— MILLER’S CROSSING: HOME PAGE (geocities.com/~mikemckiernan/mcfrontpage.html) A textbook example of focus and obsession. This site sprays the 1990 gangster pic with a tommy gun of worship, right down to a glossary of the Prohibition-era lingo squeezed into every line (we can dangle; what’s the rumpus?). There’s also a breakdown of the complex shoot-out sequence and descriptions of scenes that got pooped by the yeggs Coen. B+
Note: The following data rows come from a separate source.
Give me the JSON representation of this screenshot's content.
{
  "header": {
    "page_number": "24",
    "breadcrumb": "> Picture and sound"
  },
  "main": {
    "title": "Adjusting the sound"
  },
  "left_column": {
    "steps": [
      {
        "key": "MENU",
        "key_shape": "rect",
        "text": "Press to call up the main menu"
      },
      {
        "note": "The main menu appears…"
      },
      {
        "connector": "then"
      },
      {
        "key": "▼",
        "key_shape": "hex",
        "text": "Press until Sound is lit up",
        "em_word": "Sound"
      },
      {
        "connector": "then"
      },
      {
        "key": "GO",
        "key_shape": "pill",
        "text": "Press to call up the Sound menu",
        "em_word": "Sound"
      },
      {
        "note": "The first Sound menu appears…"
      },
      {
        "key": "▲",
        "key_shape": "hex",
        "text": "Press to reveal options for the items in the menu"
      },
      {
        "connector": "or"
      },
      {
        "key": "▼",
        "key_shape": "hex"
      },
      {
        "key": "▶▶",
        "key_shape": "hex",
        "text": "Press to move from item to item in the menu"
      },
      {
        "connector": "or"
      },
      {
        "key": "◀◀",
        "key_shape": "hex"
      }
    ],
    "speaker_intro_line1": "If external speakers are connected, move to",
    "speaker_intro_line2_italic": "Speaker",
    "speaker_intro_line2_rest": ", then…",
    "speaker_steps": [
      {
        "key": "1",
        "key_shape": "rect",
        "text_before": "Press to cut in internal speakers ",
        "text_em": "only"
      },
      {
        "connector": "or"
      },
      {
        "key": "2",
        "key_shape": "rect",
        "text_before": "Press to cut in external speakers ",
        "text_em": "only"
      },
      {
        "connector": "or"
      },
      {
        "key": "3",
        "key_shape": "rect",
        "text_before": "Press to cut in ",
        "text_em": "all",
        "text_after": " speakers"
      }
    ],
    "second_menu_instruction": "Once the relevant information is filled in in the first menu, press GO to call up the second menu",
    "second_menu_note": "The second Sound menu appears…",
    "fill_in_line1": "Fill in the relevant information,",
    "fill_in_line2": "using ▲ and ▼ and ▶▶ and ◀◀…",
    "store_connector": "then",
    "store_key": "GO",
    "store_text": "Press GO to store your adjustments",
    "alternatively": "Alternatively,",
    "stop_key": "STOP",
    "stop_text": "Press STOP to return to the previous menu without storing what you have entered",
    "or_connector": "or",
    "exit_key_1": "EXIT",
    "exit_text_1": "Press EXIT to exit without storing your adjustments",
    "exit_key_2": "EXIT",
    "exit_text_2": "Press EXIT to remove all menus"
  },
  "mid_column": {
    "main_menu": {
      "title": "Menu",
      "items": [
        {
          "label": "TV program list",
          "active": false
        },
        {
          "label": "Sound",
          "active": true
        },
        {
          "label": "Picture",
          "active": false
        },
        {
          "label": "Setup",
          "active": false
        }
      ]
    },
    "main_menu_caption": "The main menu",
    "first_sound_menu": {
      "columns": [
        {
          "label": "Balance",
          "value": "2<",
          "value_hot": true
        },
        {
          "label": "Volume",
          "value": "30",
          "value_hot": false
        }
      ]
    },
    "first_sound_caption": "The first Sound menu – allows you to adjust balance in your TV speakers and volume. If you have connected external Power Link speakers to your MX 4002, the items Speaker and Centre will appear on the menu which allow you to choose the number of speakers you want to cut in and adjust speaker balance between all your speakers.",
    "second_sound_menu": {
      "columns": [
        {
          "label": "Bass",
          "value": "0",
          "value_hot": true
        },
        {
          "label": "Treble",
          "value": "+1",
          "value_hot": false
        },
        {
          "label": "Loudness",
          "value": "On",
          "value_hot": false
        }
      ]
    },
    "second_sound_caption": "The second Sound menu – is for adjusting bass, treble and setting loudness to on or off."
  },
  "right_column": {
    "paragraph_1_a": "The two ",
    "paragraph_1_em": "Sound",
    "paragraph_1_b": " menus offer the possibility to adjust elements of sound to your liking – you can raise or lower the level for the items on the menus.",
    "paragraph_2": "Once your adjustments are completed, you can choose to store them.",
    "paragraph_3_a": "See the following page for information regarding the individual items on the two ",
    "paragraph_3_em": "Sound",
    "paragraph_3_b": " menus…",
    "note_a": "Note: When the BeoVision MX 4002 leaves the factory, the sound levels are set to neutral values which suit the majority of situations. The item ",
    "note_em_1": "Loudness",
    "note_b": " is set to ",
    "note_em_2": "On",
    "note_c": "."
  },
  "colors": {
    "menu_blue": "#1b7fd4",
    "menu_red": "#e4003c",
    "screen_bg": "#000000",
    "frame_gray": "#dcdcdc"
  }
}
— YOU KNOW, FOR KIDS! (youknowforkids.com) The summaries are nice, maybe too nice. Still, we dig the roundup of regulars — William H. Macy, John Goodman, Frances McDormand — and news about the next film, referred to here as The Barber Shop Project. The online poll picks Lebowski as the fan favorite, but the site takes its name from The Hudsucker Proxy. As Smitty (Bruce Campbell) says in the movie, ”Say, what gives?” B-

— THE ETHAN AND JOEL SHOW (www.empireonline.co.uk/features/coenbros/coens.htm) This mega-feature from British movie mag Empire gets right to the weird stuff. Like how to tell the brothers apart (Ethan has a philosophy degree, Joel a ponytail), and how they shop for groceries. The Coenology also features mini-profiles of their oddball characters, like Arizona’s Lone Biker of the Apocalypse. A-

— THE BRAINERD DAILY DISPATCH (brainerddispatch.com/fargo) If a real car salesman’s wife is kidnapped in Brainerd, Minn., where much of Fargo takes place, you’ll read it here first. The Dispatch also has a Coen-friendly guide to Brainerd, which includes an editorial about the giant Paul Bunyan statue — which is real but different than in the movie. Sheesh. Fargo fans. B